Okay, so remember back a few weeks ago when I posted my summer reading list? I’ve been trying to get through Elizabeth Bowen’s The House in Paris because one of my online book groups is reading it this month, but I am not digging it. At all.
I’m not sure who nominated this selection, or why, but the book reminds me of something I’d have to read for an 18th century novel course at university. Given that it was published in 1935, I think there’s something amiss there. These characters are straight-up period drama types, with their emotional outbursts tempered by characteristic English politeness. In a word: UGH. I hate this type of writing, and I hate period dramas, and I hate people who think that breaking a novel into “present, past, present” is somehow “experimental.” Yeah, maybe for 1935, but not for 2012. Get over it. Most of us have seen a Quentin Tarantino movie that screws with time; this is not challenging or unique.

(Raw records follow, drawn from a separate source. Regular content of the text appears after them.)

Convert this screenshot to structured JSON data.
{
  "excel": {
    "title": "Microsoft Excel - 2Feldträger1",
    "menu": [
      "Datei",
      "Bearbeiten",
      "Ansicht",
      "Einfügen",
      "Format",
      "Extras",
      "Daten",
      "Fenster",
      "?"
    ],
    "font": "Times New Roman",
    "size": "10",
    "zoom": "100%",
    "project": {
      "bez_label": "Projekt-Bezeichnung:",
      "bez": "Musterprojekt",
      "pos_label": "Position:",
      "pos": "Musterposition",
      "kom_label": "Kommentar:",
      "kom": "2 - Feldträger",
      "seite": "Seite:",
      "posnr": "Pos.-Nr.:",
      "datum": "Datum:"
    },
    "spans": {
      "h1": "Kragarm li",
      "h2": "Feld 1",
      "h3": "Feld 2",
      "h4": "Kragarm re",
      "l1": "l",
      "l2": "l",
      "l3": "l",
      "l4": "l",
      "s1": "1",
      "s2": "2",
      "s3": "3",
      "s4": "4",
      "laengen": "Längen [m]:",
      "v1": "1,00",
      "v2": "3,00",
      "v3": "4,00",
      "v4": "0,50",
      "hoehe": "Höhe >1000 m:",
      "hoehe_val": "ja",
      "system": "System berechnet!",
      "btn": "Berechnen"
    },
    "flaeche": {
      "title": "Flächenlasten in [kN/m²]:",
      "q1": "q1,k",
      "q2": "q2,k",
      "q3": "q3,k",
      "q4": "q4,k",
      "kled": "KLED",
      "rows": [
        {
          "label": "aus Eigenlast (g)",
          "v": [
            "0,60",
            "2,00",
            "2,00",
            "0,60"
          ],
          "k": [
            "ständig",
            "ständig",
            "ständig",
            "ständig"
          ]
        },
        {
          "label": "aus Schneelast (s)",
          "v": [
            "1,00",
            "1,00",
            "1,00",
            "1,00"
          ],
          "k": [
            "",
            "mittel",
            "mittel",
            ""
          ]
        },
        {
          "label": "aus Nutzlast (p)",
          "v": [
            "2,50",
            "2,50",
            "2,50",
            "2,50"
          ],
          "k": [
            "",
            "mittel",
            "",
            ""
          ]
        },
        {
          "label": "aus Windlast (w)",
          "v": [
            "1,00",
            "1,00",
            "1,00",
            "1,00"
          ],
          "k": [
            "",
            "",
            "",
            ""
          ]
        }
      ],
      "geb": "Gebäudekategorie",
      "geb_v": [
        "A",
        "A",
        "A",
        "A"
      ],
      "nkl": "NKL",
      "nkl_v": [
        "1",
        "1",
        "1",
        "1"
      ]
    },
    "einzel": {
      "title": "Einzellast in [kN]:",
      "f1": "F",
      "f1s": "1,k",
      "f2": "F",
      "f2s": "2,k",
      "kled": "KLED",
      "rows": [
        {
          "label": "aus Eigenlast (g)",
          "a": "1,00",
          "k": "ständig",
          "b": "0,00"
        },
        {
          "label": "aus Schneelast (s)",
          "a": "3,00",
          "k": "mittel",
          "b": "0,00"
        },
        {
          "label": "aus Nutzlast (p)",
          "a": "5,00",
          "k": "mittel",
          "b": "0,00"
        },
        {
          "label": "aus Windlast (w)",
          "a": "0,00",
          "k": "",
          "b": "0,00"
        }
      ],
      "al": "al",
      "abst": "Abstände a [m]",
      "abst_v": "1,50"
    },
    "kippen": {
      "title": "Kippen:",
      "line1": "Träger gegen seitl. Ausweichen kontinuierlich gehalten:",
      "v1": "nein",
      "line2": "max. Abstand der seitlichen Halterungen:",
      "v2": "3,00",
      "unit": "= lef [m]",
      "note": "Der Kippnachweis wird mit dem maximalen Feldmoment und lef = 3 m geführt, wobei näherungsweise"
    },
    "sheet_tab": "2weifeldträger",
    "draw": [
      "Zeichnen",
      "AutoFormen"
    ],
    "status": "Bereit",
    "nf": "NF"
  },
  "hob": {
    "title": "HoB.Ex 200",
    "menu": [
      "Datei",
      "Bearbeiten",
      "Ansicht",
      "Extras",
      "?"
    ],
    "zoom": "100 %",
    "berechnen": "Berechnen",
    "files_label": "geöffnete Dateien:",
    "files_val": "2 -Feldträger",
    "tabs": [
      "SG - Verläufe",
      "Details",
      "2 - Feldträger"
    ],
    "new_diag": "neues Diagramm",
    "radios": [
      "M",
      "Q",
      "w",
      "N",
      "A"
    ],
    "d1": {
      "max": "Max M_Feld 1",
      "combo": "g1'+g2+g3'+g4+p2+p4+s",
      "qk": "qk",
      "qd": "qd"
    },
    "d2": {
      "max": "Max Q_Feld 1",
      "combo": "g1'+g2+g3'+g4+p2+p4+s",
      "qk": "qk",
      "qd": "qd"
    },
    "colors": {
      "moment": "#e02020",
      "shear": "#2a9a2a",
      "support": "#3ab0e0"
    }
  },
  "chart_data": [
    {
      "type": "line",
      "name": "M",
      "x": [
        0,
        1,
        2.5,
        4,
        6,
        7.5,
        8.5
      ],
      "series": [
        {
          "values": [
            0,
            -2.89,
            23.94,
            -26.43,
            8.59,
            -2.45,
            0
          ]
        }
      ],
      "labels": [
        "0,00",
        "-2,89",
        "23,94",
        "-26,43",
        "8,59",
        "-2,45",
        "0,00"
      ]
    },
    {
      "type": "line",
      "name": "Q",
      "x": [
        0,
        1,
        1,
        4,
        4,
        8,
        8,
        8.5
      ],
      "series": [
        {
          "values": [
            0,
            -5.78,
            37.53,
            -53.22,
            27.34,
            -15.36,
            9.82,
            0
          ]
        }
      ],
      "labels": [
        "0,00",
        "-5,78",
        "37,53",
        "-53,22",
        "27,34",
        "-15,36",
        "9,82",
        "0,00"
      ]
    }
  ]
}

And yes, I just compared this author to Quentin Tarantino, where QT came out on top. Are you feeling the love?
I wanted to dig this book, because Paris holds a very romantic, beautiful little place in my mind, and I thought this book would conjure up something along those lines. But instead, it is just making me hate the type of English assholes who can fritter their summers away in Paris and then head back to merry olde when they have to put their noses back to the grindstone come September. Screw you wankers; *I* want to be frittering my time away in France and then sighing with melancholy about returning to the “real” world just across the pond, okay?!
Seriously, Europeans just do not know how good they’ve got it with all those cultures just a train ride away. Can I trade my American passport for an Italian one? Belgian? Swiss? Anything? Bueller??

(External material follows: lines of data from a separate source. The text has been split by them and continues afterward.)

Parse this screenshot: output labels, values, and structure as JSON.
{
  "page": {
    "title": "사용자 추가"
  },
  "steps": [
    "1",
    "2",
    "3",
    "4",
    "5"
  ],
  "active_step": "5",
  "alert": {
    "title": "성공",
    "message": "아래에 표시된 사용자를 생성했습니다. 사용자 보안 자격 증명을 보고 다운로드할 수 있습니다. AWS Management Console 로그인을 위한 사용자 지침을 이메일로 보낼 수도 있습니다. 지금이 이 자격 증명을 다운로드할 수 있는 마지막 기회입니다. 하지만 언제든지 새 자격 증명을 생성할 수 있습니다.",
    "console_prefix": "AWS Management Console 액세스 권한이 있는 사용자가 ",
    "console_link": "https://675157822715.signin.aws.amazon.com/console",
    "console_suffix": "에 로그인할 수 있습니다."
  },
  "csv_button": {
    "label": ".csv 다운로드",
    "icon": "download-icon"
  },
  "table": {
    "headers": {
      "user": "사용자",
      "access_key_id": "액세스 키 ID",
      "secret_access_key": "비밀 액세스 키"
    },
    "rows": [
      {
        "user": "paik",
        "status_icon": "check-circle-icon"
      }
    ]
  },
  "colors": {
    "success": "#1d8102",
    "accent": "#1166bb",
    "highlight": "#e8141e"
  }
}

Anyway, I think I am going to have to drop this book from my list, since it is really not doing anything for me, and I can’t see slogging through the rest of it. I’m only on page 72, and all of these characters are getting on my nerves. Why torture myself where there are plenty of good books to be read instead?

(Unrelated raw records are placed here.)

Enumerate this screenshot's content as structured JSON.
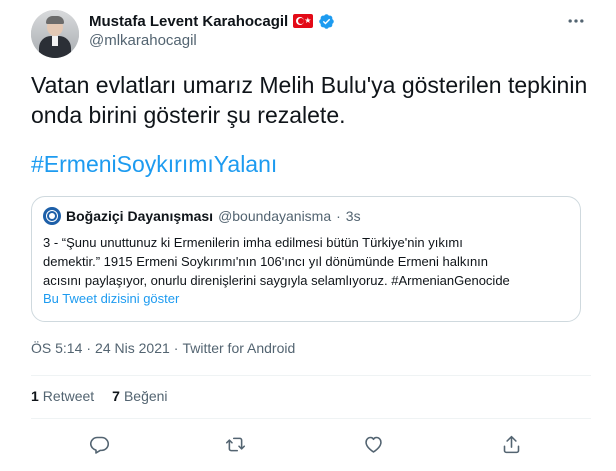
{
  "author": {
    "display_name": "Mustafa Levent Karahocagil",
    "handle": "@mlkarahocagil"
  },
  "tweet": {
    "text": "Vatan evlatları umarız Melih Bulu'ya gösterilen tepkinin\nonda birini gösterir şu rezalete.",
    "hashtag": "#ErmeniSoykırımıYalanı"
  },
  "quoted_tweet": {
    "name": "Boğaziçi Dayanışması",
    "handle": "@boundayanisma",
    "separator": "·",
    "time": "3s",
    "text": "3 - “Şunu unuttunuz ki Ermenilerin imha edilmesi bütün Türkiye'nin yıkımı\ndemektir.” 1915 Ermeni Soykırımı'nın 106'ıncı yıl dönümünde Ermeni halkının\nacısını paylaşıyor, onurlu direnişlerini saygıyla selamlıyoruz. #ArmenianGenocide",
    "thread_link": "Bu Tweet dizisini göster"
  },
  "meta": {
    "time": "ÖS 5:14",
    "sep1": "·",
    "date": "24 Nis 2021",
    "sep2": "·",
    "source": "Twitter for Android"
  },
  "stats": {
    "retweets_count": "1",
    "retweets_label": "Retweet",
    "likes_count": "7",
    "likes_label": "Beğeni"
  },
  "icons": {
    "verified": "verified-badge-icon",
    "more": "more-dots-icon",
    "reply": "reply-icon",
    "retweet": "retweet-icon",
    "like": "heart-icon",
    "share": "share-icon"
  },
  "colors": {
    "link": "#1d9bf0",
    "secondary_text": "#536471",
    "border": "#cfd9de"
  }
}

I’m dropping this and replacing it with Elissa Schappell’s Blueprints for Building Better Girls unless someone can make a truly compelling argument in favor of Elizabeth Bowen’s brilliance. Ready? Go!
P.S. This blog post on a blog called Outmoded Authors is kind enough to give an overview of the action, but I am mainly linking to it because OUTMODED is the key word. Blech.